We set out to determine whether machine learning–based algorithms that included functionally validated pharmacogenomic biomarkers joined with clinical measures could predict selective serotonin reuptake inhibitor (SSRI) remission/response in patients with major depressive disorder (MDD). We studied 1,030 white outpatients with MDD treated with citalopram/escitalopram in the Mayo Clinic Pharmacogenomics Research Network Antidepressant Medication Pharmacogenomic Study (PGRN-AMPS; n = 398), Sequenced Treatment Alternatives to Relieve Depression (STAR*D; n = 467), and International SSRI Pharmacogenomics Consortium (ISPC; n = 165) trials. A genomewide association study for PGRN-AMPS plasma metabolites associated with SSRI response (serotonin) and baseline MDD severity (kynurenine) identified single nucleotide polymorphisms (SNPs) in DEFB1, ERICH3, AHR, and TSPAN5 that we tested as predictors.

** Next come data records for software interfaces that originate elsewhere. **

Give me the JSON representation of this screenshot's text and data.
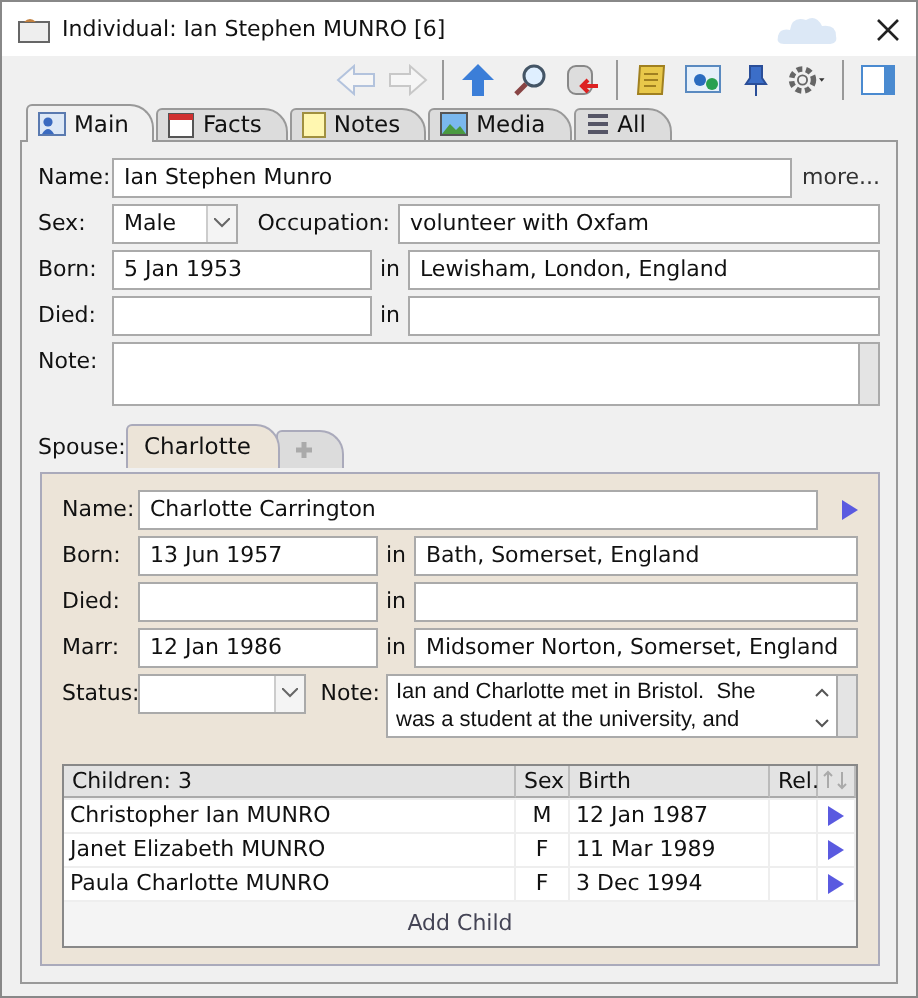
{
  "window": {
    "title": "Individual: Ian Stephen MUNRO [6]"
  },
  "toolbar": [
    {
      "kind": "back",
      "disabled": true
    },
    {
      "kind": "forward",
      "disabled": true
    },
    {
      "kind": "up",
      "disabled": false
    },
    {
      "kind": "search",
      "disabled": false
    },
    {
      "kind": "database",
      "disabled": false
    },
    {
      "kind": "scroll",
      "disabled": false
    },
    {
      "kind": "card",
      "disabled": false
    },
    {
      "kind": "pin",
      "disabled": false
    },
    {
      "kind": "gear",
      "disabled": false
    },
    {
      "kind": "panel",
      "disabled": false
    }
  ],
  "tabs": [
    {
      "label": "Main",
      "kind": "person",
      "selected": true
    },
    {
      "label": "Facts",
      "kind": "calendar",
      "selected": false
    },
    {
      "label": "Notes",
      "kind": "note",
      "selected": false
    },
    {
      "label": "Media",
      "kind": "image",
      "selected": false
    },
    {
      "label": "All",
      "kind": "list",
      "selected": false
    }
  ],
  "person": {
    "name": {
      "label": "Name:",
      "value": "Ian Stephen Munro",
      "more": "more..."
    },
    "sex": {
      "label": "Sex:",
      "value": "Male"
    },
    "occupation": {
      "label": "Occupation:",
      "value": "volunteer with Oxfam"
    },
    "born": {
      "label": "Born:",
      "value": "5 Jan 1953",
      "place_label": "in",
      "place": "Lewisham, London, England"
    },
    "died": {
      "label": "Died:",
      "place_label": "in"
    },
    "note": {
      "label": "Note:"
    }
  },
  "spouse": {
    "label": "Spouse:",
    "tabs": [
      {
        "kind": "name",
        "label": "Charlotte",
        "selected": true
      },
      {
        "kind": "add",
        "selected": false
      }
    ],
    "name": {
      "label": "Name:",
      "value": "Charlotte Carrington"
    },
    "born": {
      "label": "Born:",
      "value": "13 Jun 1957",
      "place_label": "in",
      "place": "Bath, Somerset, England"
    },
    "died": {
      "label": "Died:",
      "place_label": "in"
    },
    "marr": {
      "label": "Marr:",
      "value": "12 Jan 1986",
      "place_label": "in",
      "place": "Midsomer Norton, Somerset, England"
    },
    "status": {
      "label": "Status:"
    },
    "note": {
      "label": "Note:",
      "lines": [
        "Ian and Charlotte met in Bristol.  She",
        "was a student at the university, and"
      ]
    }
  },
  "children": {
    "columns": [
      "Children: 3",
      "Sex",
      "Birth",
      "Rel."
    ],
    "rows": [
      {
        "name": "Christopher Ian MUNRO",
        "sex": "M",
        "birth": "12 Jan 1987"
      },
      {
        "name": "Janet Elizabeth MUNRO",
        "sex": "F",
        "birth": "11 Mar 1989"
      },
      {
        "name": "Paula Charlotte MUNRO",
        "sex": "F",
        "birth": "3 Dec 1994"
      }
    ],
    "add": "Add Child"
  }
}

Supervised machine-learning methods trained using SNPs and total baseline depression scores predicted remission and response at 8 weeks with area under the receiver operating curve (AUC) > 0.7 (P < 0.04) in PGRN-AMPS patients, with comparable prediction accuracies > 69% (P ≤ 0.07) in STAR*D and ISPC. These results demonstrate that machine learning can achieve accurate and, importantly, replicable prediction of SSRI therapy response using total baseline depression severity combined with pharmacogenomic biomarkers.
ASJC Scopus subject areas
- Pharmacology (medical)